With "old" being a relative term, I hunt for old coins at old sites. The part of the world that I live in wasn't settled until the mid 1850's. So finding coins older than 1900 is considered to be a good hunt. Many of my favorite spots to detect are old homesteads and farm sites. With the houses and out buildings long gone, to the passerby, most of these places look like any other corn field in this part of the Country. Pieces of brick, stone, glass and pottery are some of the things that I look for when wandering across these corn fields. And when I start hearing the low tones produced by nails and other "farm trash", I know I'm getting close to where I want to be...
Part One of this blog post described how the X-TERRA categorizes targets, based on their conductive values. In Part Two, learn how to increase your opportunity to detect jewelry and old coins by modifying the preset Patterns.
Now that I've outlined how the ferrous vs. conductive properties are represented by the visual and audio TID, let’s evaluate some targets.
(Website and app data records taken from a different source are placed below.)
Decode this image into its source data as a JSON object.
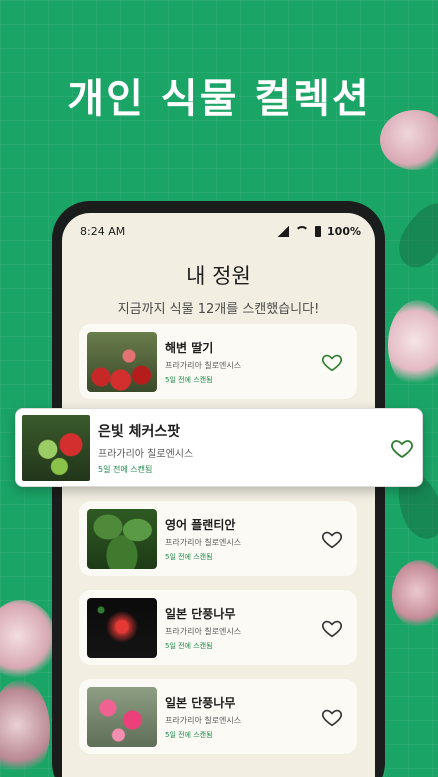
{
  "headline": "개인 식물 컬렉션",
  "status": {
    "time": "8:24 AM",
    "battery": "100%"
  },
  "garden": {
    "title": "내 정원",
    "subtitle": "지금까지 식물 12개를 스캔했습니다!"
  },
  "plants": [
    {
      "name": "해변 딸기",
      "scientific": "프라가리아 칠로엔시스",
      "scanned": "5일 전에 스캔됨",
      "favorite_icon": "heart-outline-icon",
      "favorite_color": "#2e7d32"
    },
    {
      "name": "은빛 체커스팟",
      "scientific": "프라가리아 칠로엔시스",
      "scanned": "5일 전에 스캔됨",
      "favorite_icon": "heart-outline-icon",
      "favorite_color": "#2e7d32"
    },
    {
      "name": "영어 플랜티안",
      "scientific": "프라가리아 칠로엔시스",
      "scanned": "5일 전에 스캔됨",
      "favorite_icon": "heart-outline-icon",
      "favorite_color": "#333333"
    },
    {
      "name": "일본 단풍나무",
      "scientific": "프라가리아 칠로엔시스",
      "scanned": "5일 전에 스캔됨",
      "favorite_icon": "heart-outline-icon",
      "favorite_color": "#333333"
    },
    {
      "name": "일본 단풍나무",
      "scientific": "프라가리아 칠로엔시스",
      "scanned": "5일 전에 스캔됨",
      "favorite_icon": "heart-outline-icon",
      "favorite_color": "#333333"
    }
  ],
  "colors": {
    "brand_green": "#1aa567",
    "accent_green": "#1c8a4b",
    "screen_bg": "#f2efe2"
  }
}
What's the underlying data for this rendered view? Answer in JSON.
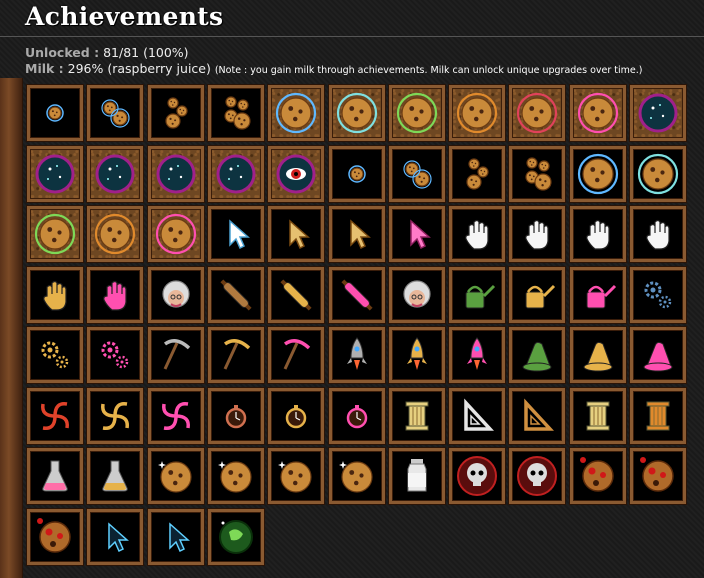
{
  "header": {
    "title": "Achievements"
  },
  "stats": {
    "unlocked_label": "Unlocked :",
    "unlocked_value": "81/81 (100%)",
    "milk_label": "Milk :",
    "milk_value": "296% (raspberry juice)",
    "milk_note": "(Note : you gain milk through achievements. Milk can unlock unique upgrades over time.)"
  },
  "achievements": [
    {
      "icon": "cookie-1",
      "wood": false
    },
    {
      "icon": "cookie-2",
      "wood": false
    },
    {
      "icon": "cookie-3",
      "wood": false
    },
    {
      "icon": "cookie-4",
      "wood": false
    },
    {
      "icon": "cookie-ring-blue",
      "wood": true
    },
    {
      "icon": "cookie-ring-cyan",
      "wood": true
    },
    {
      "icon": "cookie-ring-green",
      "wood": true
    },
    {
      "icon": "cookie-ring-orange",
      "wood": true
    },
    {
      "icon": "cookie-ring-red",
      "wood": true
    },
    {
      "icon": "cookie-ring-pink",
      "wood": true
    },
    {
      "icon": "galaxy-orb",
      "wood": true
    },
    {
      "icon": "galaxy-orb",
      "wood": true
    },
    {
      "icon": "galaxy-orb",
      "wood": true
    },
    {
      "icon": "galaxy-orb",
      "wood": true
    },
    {
      "icon": "galaxy-orb",
      "wood": true
    },
    {
      "icon": "eye-orb",
      "wood": true
    },
    {
      "icon": "cookie-1",
      "wood": false
    },
    {
      "icon": "cookie-2",
      "wood": false
    },
    {
      "icon": "cookie-3",
      "wood": false
    },
    {
      "icon": "cookie-4",
      "wood": false
    },
    {
      "icon": "cookie-ring-blue",
      "wood": false
    },
    {
      "icon": "cookie-ring-cyan",
      "wood": false
    },
    {
      "icon": "cookie-ring-green",
      "wood": true
    },
    {
      "icon": "cookie-ring-orange",
      "wood": true
    },
    {
      "icon": "cookie-ring-pink",
      "wood": true
    },
    {
      "icon": "cursor-white",
      "wood": false
    },
    {
      "icon": "cursor-gold",
      "wood": false
    },
    {
      "icon": "cursor-gold",
      "wood": false
    },
    {
      "icon": "cursor-pink",
      "wood": false
    },
    {
      "icon": "hand-white",
      "wood": false
    },
    {
      "icon": "hand-white",
      "wood": false
    },
    {
      "icon": "hand-white",
      "wood": false
    },
    {
      "icon": "hand-white",
      "wood": false
    },
    {
      "icon": "hand-gold",
      "wood": false
    },
    {
      "icon": "hand-pink",
      "wood": false
    },
    {
      "icon": "grandma",
      "wood": false
    },
    {
      "icon": "rolling-pin-brown",
      "wood": false
    },
    {
      "icon": "rolling-pin-gold",
      "wood": false
    },
    {
      "icon": "rolling-pin-pink",
      "wood": false
    },
    {
      "icon": "grandma",
      "wood": false
    },
    {
      "icon": "watering-can-green",
      "wood": false
    },
    {
      "icon": "watering-can-gold",
      "wood": false
    },
    {
      "icon": "watering-can-pink",
      "wood": false
    },
    {
      "icon": "gears-blue",
      "wood": false
    },
    {
      "icon": "gears-gold",
      "wood": false
    },
    {
      "icon": "gears-pink",
      "wood": false
    },
    {
      "icon": "pickaxe-gray",
      "wood": false
    },
    {
      "icon": "pickaxe-gold",
      "wood": false
    },
    {
      "icon": "pickaxe-pink",
      "wood": false
    },
    {
      "icon": "rocket-gray",
      "wood": false
    },
    {
      "icon": "rocket-gold",
      "wood": false
    },
    {
      "icon": "rocket-pink",
      "wood": false
    },
    {
      "icon": "wizard-hat-green",
      "wood": false
    },
    {
      "icon": "wizard-hat-gold",
      "wood": false
    },
    {
      "icon": "wizard-hat-pink",
      "wood": false
    },
    {
      "icon": "portal-red",
      "wood": false
    },
    {
      "icon": "portal-gold",
      "wood": false
    },
    {
      "icon": "portal-pink",
      "wood": false
    },
    {
      "icon": "stopwatch-red",
      "wood": false
    },
    {
      "icon": "stopwatch-gold",
      "wood": false
    },
    {
      "icon": "stopwatch-pink",
      "wood": false
    },
    {
      "icon": "pillar-gold",
      "wood": false
    },
    {
      "icon": "set-square-white",
      "wood": false
    },
    {
      "icon": "set-square-gold",
      "wood": false
    },
    {
      "icon": "pillar-gold",
      "wood": false
    },
    {
      "icon": "pillar-orange",
      "wood": false
    },
    {
      "icon": "flask-pink",
      "wood": false
    },
    {
      "icon": "flask-gold",
      "wood": false
    },
    {
      "icon": "cookie-sparkle",
      "wood": false
    },
    {
      "icon": "cookie-sparkle",
      "wood": false
    },
    {
      "icon": "cookie-sparkle",
      "wood": false
    },
    {
      "icon": "cookie-sparkle",
      "wood": false
    },
    {
      "icon": "milk-bottle",
      "wood": false
    },
    {
      "icon": "skull-red",
      "wood": false
    },
    {
      "icon": "skull-red",
      "wood": false
    },
    {
      "icon": "cookie-burnt",
      "wood": false
    },
    {
      "icon": "cookie-burnt",
      "wood": false
    },
    {
      "icon": "cookie-burnt",
      "wood": false
    },
    {
      "icon": "cursor-blue-outline",
      "wood": false
    },
    {
      "icon": "cursor-blue-outline",
      "wood": false
    },
    {
      "icon": "green-orb",
      "wood": false
    }
  ]
}
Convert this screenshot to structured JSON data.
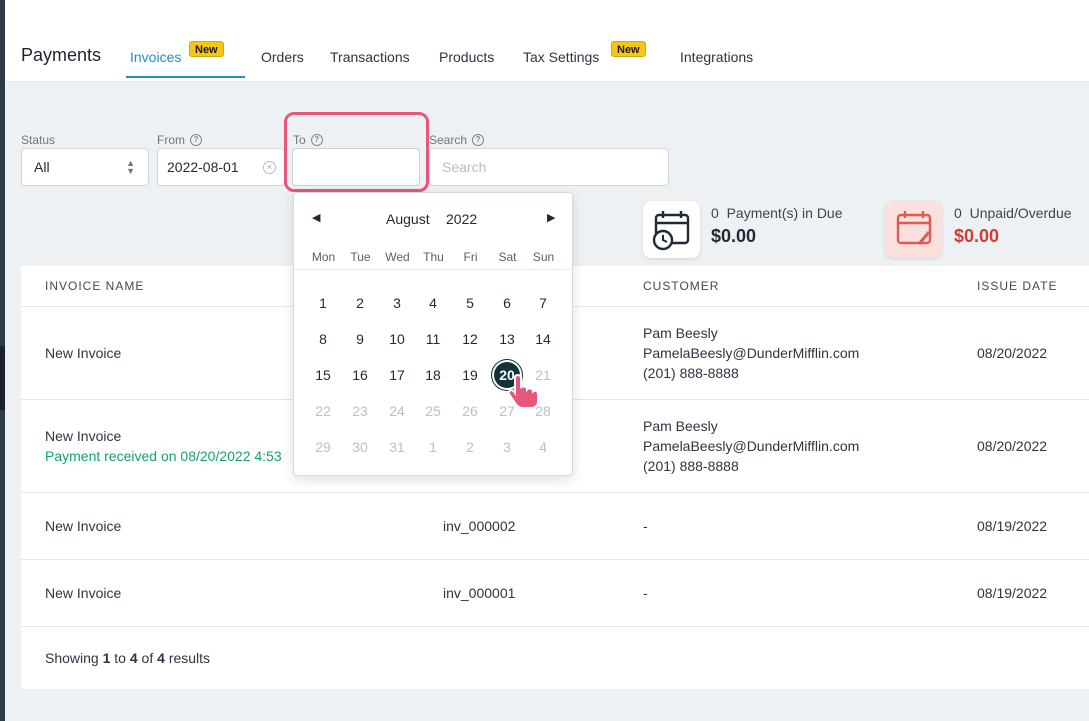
{
  "header": {
    "title": "Payments",
    "tabs": [
      {
        "label": "Invoices",
        "badge": "New",
        "active": true
      },
      {
        "label": "Orders"
      },
      {
        "label": "Transactions"
      },
      {
        "label": "Products"
      },
      {
        "label": "Tax Settings",
        "badge": "New"
      },
      {
        "label": "Integrations"
      }
    ]
  },
  "filters": {
    "status_label": "Status",
    "status_value": "All",
    "from_label": "From",
    "from_value": "2022-08-01",
    "to_label": "To",
    "to_value": "",
    "search_label": "Search",
    "search_placeholder": "Search"
  },
  "stats": {
    "due": {
      "count": "0",
      "label": "Payment(s) in Due",
      "amount": "$0.00",
      "icon": "calendar-clock-icon"
    },
    "unpaid": {
      "count": "0",
      "label": "Unpaid/Overdue",
      "amount": "$0.00",
      "icon": "calendar-edit-icon",
      "color": "#d33b35"
    }
  },
  "datepicker": {
    "month": "August",
    "year": "2022",
    "weekdays": [
      "Mon",
      "Tue",
      "Wed",
      "Thu",
      "Fri",
      "Sat",
      "Sun"
    ],
    "weeks": [
      [
        "1",
        "2",
        "3",
        "4",
        "5",
        "6",
        "7"
      ],
      [
        "8",
        "9",
        "10",
        "11",
        "12",
        "13",
        "14"
      ],
      [
        "15",
        "16",
        "17",
        "18",
        "19",
        "20",
        "21"
      ],
      [
        "22",
        "23",
        "24",
        "25",
        "26",
        "27",
        "28"
      ],
      [
        "29",
        "30",
        "31",
        "1",
        "2",
        "3",
        "4"
      ]
    ],
    "selected": "20",
    "accent": "#13323a"
  },
  "table": {
    "headers": [
      "INVOICE NAME",
      "CUSTOMER",
      "ISSUE DATE"
    ],
    "rows": [
      {
        "name": "New Invoice",
        "number": "",
        "customer_name": "Pam Beesly",
        "customer_email": "PamelaBeesly@DunderMifflin.com",
        "customer_phone": "(201) 888-8888",
        "issue_date": "08/20/2022"
      },
      {
        "name": "New Invoice",
        "status": "Payment received on 08/20/2022 4:53",
        "number": "",
        "customer_name": "Pam Beesly",
        "customer_email": "PamelaBeesly@DunderMifflin.com",
        "customer_phone": "(201) 888-8888",
        "issue_date": "08/20/2022"
      },
      {
        "name": "New Invoice",
        "number": "inv_000002",
        "customer": "-",
        "issue_date": "08/19/2022"
      },
      {
        "name": "New Invoice",
        "number": "inv_000001",
        "customer": "-",
        "issue_date": "08/19/2022"
      }
    ],
    "footer": {
      "prefix": "Showing",
      "from": "1",
      "to_word": "to",
      "to": "4",
      "of_word": "of",
      "total": "4",
      "suffix": "results"
    }
  },
  "colors": {
    "accent": "#1e90c6",
    "badge": "#f5c518",
    "highlight": "#e8567a",
    "success": "#18a06a"
  }
}
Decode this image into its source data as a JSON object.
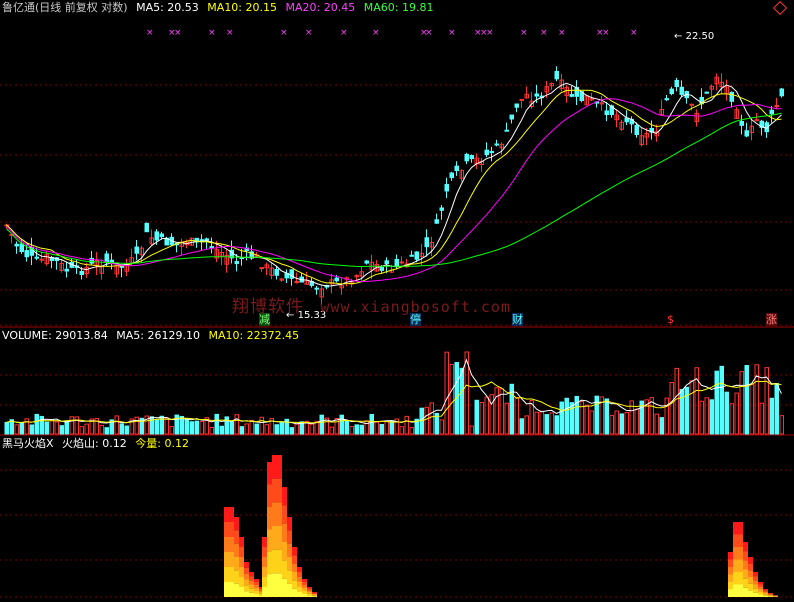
{
  "header": {
    "stock": "鲁亿通(日线 前复权 对数)",
    "ma5": "MA5: 20.53",
    "ma10": "MA10: 20.15",
    "ma20": "MA20: 20.45",
    "ma60": "MA60: 19.81",
    "corner_icon": "diamond-icon"
  },
  "volume_header": {
    "volume": "VOLUME: 29013.84",
    "ma5": "MA5: 26129.10",
    "ma10": "MA10: 22372.45"
  },
  "indicator_header": {
    "name": "黑马火焰X",
    "flame": "火焰山: 0.12",
    "today": "今量: 0.12"
  },
  "annotations": {
    "high": "22.50",
    "low": "15.33",
    "high_arrow": "←",
    "low_arrow": "←"
  },
  "watermark": {
    "name": "翔博软件",
    "site": "www.xiangbosoft.com"
  },
  "event_tags": [
    {
      "label": "减",
      "color": "#5cff5c"
    },
    {
      "label": "停",
      "color": "#54ffff"
    },
    {
      "label": "财",
      "color": "#54ffff"
    },
    {
      "label": "$",
      "color": "#ff3030"
    },
    {
      "label": "涨",
      "color": "#ff6060"
    }
  ],
  "colors": {
    "up": "#ff3232",
    "down": "#54ffff",
    "ma5": "#ffffff",
    "ma10": "#ffff00",
    "ma20": "#ff00ff",
    "ma60": "#00ff00",
    "grid": "#7a0000",
    "marker": "#ff40ff"
  }
}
If you turn your X-TERRA 70 or 705 to the Coin/Treasure Mode, and set it to hunt in factory preset Pattern 2, you will be rejecting notch segments -8, -6, -4, -2, +2, +4, +6, +14, +16, +18, +20, +22, +24, +26 and +48. You will be accepting notch segments 8, 10, 12, 28, 30, 32, 34, 36, 38, 40, 42, 44 and 46. Those of you who have performed target ID tests with your X-TERRA know that this setting will accept U.S. pennies, nickels, dimes, quarters, half dollars and dollar coins. A Coin hunters dream?
A guide for US coin-shooters
A metal detector does exactly what the name implies. It detects metals. Set to accept everything, you will find nails, foil, pull tabs, jewelry, coins, tokens, relics etc. Anything that is metal. In order to avoid digging those targets you don't want to dig, we implement a feature known as discrimination. Metal detector discrimination is basically the same for all makes and models. Some may do it better than others, but the theory is universal. Simply put, discrimination is the ability to adjust your detector so that it accepts most of the targets you want to dig. And, rejects most of those targets you don't want to dig.
I have heard from some users that have tied themselves into knots when trying to find the best settings for their detector. This can happen because there are some combinations of settings that don’t work well together and there are some lesser used settings that you may have set and then forgotten to check.
In these cases please remember to perform a Factory Preset. This will return your detector to the settings that it contained from the factory.
Why are there so many coils available for the X-TERRA series of detectors?
Currently, there are eight coils available to suit your X-TERRA detectors.
All of them do mostly the same, detect metal but a few of them are ‘specialist’ coils more suited to a few tasks “the Pros” or seasoned hunters indulge in!
While there is absolutely nothing wrong with the “stock 9 concentric” that comes as standard kit with a lot of X-TERRA’s, the option to customize your detector without shelling out buckets of money is offered through what’s termed as VFLEX technology available only on the X-TERRA range.